**Task requirements**
Every entry, from first to last, is to be retyped without any alteration.

**Data for this task**
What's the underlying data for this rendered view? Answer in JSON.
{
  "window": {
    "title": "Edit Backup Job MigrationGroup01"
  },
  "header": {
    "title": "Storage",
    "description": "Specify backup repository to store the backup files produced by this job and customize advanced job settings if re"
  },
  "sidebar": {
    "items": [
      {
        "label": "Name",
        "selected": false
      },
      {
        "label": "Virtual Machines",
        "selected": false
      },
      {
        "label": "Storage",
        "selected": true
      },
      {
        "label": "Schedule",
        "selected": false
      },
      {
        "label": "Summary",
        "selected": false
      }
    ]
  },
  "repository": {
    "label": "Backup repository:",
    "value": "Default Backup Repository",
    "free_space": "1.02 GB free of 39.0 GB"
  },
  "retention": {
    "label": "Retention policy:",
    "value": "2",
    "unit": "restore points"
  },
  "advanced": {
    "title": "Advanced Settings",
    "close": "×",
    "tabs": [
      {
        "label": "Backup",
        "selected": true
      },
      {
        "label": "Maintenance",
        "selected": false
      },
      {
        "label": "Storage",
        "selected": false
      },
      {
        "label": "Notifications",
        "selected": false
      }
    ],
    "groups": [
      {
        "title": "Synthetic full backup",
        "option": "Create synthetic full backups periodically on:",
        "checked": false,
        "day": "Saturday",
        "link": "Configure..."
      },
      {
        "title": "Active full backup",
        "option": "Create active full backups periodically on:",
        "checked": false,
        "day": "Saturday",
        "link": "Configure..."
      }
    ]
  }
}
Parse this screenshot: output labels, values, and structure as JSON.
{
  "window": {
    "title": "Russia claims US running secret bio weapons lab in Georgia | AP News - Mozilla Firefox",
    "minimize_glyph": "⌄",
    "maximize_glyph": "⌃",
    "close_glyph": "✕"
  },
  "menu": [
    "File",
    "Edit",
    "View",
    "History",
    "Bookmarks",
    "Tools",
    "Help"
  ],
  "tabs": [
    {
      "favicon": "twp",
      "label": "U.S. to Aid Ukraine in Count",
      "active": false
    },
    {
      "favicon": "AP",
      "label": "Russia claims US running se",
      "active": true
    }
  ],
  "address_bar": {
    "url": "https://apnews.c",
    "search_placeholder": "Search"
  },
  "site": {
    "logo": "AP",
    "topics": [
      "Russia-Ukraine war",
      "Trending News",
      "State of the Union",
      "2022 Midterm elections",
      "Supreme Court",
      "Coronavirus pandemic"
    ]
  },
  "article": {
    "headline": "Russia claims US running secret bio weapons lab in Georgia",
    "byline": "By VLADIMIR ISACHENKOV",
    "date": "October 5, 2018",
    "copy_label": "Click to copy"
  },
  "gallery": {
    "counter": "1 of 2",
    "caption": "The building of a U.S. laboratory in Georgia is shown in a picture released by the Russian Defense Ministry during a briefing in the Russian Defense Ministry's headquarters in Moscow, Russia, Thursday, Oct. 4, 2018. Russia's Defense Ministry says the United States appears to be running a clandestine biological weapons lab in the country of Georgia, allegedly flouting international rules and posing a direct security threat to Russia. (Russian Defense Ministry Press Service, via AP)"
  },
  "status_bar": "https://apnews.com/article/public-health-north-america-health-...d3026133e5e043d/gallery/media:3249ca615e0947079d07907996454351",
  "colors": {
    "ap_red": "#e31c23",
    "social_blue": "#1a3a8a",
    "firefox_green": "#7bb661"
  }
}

**Your solution**
What's the underlying data for this rendered view? Answer in JSON.
{
  "window": {
    "title": "Edit Backup Job MigrationGroup01"
  },
  "header": {
    "title": "Storage",
    "description": "Specify backup repository to store the backup files produced by this job and customize advanced job settings if re"
  },
  "sidebar": {
    "items": [
      {
        "label": "Name",
        "selected": false
      },
      {
        "label": "Virtual Machines",
        "selected": false
      },
      {
        "label": "Storage",
        "selected": true
      },
      {
        "label": "Schedule",
        "selected": false
      },
      {
        "label": "Summary",
        "selected": false
      }
    ]
  },
  "repository": {
    "label": "Backup repository:",
    "value": "Default Backup Repository",
    "free_space": "1.02 GB free of 39.0 GB"
  },
  "retention": {
    "label": "Retention policy:",
    "value": "2",
    "unit": "restore points"
  },
  "advanced": {
    "title": "Advanced Settings",
    "close": "×",
    "tabs": [
      {
        "label": "Backup",
        "selected": true
      },
      {
        "label": "Maintenance",
        "selected": false
      },
      {
        "label": "Storage",
        "selected": false
      },
      {
        "label": "Notifications",
        "selected": false
      }
    ],
    "groups": [
      {
        "title": "Synthetic full backup",
        "option": "Create synthetic full backups periodically on:",
        "checked": false,
        "day": "Saturday",
        "link": "Configure..."
      },
      {
        "title": "Active full backup",
        "option": "Create active full backups periodically on:",
        "checked": false,
        "day": "Saturday",
        "link": "Configure..."
      }
    ]
  }
}
Parse this screenshot: output labels, values, and structure as JSON.
{
  "window": {
    "title": "Russia claims US running secret bio weapons lab in Georgia | AP News - Mozilla Firefox",
    "minimize_glyph": "⌄",
    "maximize_glyph": "⌃",
    "close_glyph": "✕"
  },
  "menu": [
    "File",
    "Edit",
    "View",
    "History",
    "Bookmarks",
    "Tools",
    "Help"
  ],
  "tabs": [
    {
      "favicon": "twp",
      "label": "U.S. to Aid Ukraine in Count",
      "active": false
    },
    {
      "favicon": "AP",
      "label": "Russia claims US running se",
      "active": true
    }
  ],
  "address_bar": {
    "url": "https://apnews.c",
    "search_placeholder": "Search"
  },
  "site": {
    "logo": "AP",
    "topics": [
      "Russia-Ukraine war",
      "Trending News",
      "State of the Union",
      "2022 Midterm elections",
      "Supreme Court",
      "Coronavirus pandemic"
    ]
  },
  "article": {
    "headline": "Russia claims US running secret bio weapons lab in Georgia",
    "byline": "By VLADIMIR ISACHENKOV",
    "date": "October 5, 2018",
    "copy_label": "Click to copy"
  },
  "gallery": {
    "counter": "1 of 2",
    "caption": "The building of a U.S. laboratory in Georgia is shown in a picture released by the Russian Defense Ministry during a briefing in the Russian Defense Ministry's headquarters in Moscow, Russia, Thursday, Oct. 4, 2018. Russia's Defense Ministry says the United States appears to be running a clandestine biological weapons lab in the country of Georgia, allegedly flouting international rules and posing a direct security threat to Russia. (Russian Defense Ministry Press Service, via AP)"
  },
  "status_bar": "https://apnews.com/article/public-health-north-america-health-...d3026133e5e043d/gallery/media:3249ca615e0947079d07907996454351",
  "colors": {
    "ap_red": "#e31c23",
    "social_blue": "#1a3a8a",
    "firefox_green": "#7bb661"
  }
}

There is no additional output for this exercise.